At over 6,200 feet, Mount Washington in New Hampshire is the Northeast’s tallest mountain, and some would argue, with merit, it is also one of the nation’s most beautiful.
On this early fall morning, we decided to go all out. We wanted to experience this breathtaking mountain in style, so we forked over $62 each for a seat on the world’s first mountain climbing rack and pinion railroad – The Mt. Washington Cog Railway.
The railway began carrying customers to the summit in 1869 and at the time was considered an absolute marvel of engineering. In fact, when founder Sylvester Marsh first approached the New Hampshire legislature with his idea to run the railroad up the mountain, it was considered impossible. A legislator even remarked that Marsh should receive permission not only to build his railway to the summit of Mt. Washington, but also to the moon, since both were equally preposterous. This lead to the railway’s long-standing nickname: The Railway to the Moon.
As the brakeman/tour guide hopped on board and started hamming it up, we started to feel like we had overpaid. But, after a we got a bit of altitude between us and the base camp, we quickly realized this railway was not about amazing engineering ingenuity, its history or its inventor. No, this railway and this ride was all about the mountain taking our breath away.
The views of the White Mountains’ Presidential Range and the surrounding valleys through the railway’s windows are heart-stirring. The mountains’ old gray faces sneer jealously at the young deep-green forests below as they are both surrounded by the early orange and yellow fires that indicate approaching autumn. We slowly poured past falcons effortlessly floating on the wind below the tree line, as we clung to the tracks and inched closer the summit .
The journey takes just over an hour, but the brakeman’s historic narration combines with the views to make the uncomfortable ride on park bench-like seats feel surprisingly brisk.

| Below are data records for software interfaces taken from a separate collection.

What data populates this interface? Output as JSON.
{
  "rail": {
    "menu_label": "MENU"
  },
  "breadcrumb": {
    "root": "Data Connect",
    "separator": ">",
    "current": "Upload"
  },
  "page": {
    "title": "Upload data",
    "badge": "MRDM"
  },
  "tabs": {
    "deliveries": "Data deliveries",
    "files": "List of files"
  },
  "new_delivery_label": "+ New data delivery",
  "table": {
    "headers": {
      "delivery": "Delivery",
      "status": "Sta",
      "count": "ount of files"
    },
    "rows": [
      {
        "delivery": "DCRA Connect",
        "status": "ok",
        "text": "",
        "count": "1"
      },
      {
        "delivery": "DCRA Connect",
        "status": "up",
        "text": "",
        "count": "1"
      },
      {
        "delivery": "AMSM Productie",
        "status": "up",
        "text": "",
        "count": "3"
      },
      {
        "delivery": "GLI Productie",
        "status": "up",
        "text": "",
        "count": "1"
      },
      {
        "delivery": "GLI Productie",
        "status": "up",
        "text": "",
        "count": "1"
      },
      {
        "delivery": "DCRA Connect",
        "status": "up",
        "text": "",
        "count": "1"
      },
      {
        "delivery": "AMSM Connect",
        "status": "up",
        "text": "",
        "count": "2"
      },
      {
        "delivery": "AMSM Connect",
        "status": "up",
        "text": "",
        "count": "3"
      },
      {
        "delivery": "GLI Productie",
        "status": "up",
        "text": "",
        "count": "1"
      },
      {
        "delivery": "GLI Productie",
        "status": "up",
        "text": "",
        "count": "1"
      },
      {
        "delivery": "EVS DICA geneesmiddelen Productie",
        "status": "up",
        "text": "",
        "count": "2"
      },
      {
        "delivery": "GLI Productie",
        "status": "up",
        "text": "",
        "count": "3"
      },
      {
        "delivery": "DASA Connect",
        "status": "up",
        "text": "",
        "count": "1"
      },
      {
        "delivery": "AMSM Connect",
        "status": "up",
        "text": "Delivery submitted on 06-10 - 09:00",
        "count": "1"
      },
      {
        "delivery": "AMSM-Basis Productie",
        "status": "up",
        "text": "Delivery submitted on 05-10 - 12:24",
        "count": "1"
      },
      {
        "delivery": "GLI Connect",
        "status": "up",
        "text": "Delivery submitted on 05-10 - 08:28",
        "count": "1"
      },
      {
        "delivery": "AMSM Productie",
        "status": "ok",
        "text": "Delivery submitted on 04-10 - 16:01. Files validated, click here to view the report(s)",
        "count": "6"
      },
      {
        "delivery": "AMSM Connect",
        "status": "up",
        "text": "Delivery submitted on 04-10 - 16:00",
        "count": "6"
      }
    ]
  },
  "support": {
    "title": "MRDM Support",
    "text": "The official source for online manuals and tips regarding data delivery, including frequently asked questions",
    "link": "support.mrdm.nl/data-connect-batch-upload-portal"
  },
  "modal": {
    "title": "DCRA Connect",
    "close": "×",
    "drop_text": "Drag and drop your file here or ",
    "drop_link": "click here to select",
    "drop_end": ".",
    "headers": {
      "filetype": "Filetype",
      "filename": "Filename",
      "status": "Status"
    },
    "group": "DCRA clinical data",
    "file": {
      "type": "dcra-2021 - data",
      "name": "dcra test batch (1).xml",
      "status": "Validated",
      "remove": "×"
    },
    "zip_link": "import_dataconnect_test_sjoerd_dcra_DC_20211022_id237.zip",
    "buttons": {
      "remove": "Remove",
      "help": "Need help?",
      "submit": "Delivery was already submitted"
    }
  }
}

Once at the top, the mountain’s reputation is on full display. Mount Washington is notorious for the erratic weather that makes it one of the most dangerous hiking destinations in the United States. We were caught as unprepared for the mountain’s harshly changing weather as many of these hapless travelers.
What appeared to be a beautiful 65 degree morning at base camp had turned into a brisk winter day – thirty degrees at the summit with 70 mph winds. That’s not a typo – seventy mile per hour sustained winds. My casually tossed together outfit of shorts and a sweater had me shivering in the gift shop as I shelled over $27 more for a knit hat and oversized sweat pants. Don’t tell them, or Victoria, but I would have gladly paid twice that for the hat as my satellite-dish ears were really being nipped by the wind.
We spent the next hour visiting the museum and gift shops, the Tip Top House (formerly a hotel, now a museum) and snapping some picture outside before heading back to catch our train back to base camp.
While the Cog Railway is a bit brutal on the budget, it’s definitely the most interesting way to visit the Mt. Washington. We’ll let the images below convince you and, when you’re ready, you can find more information here.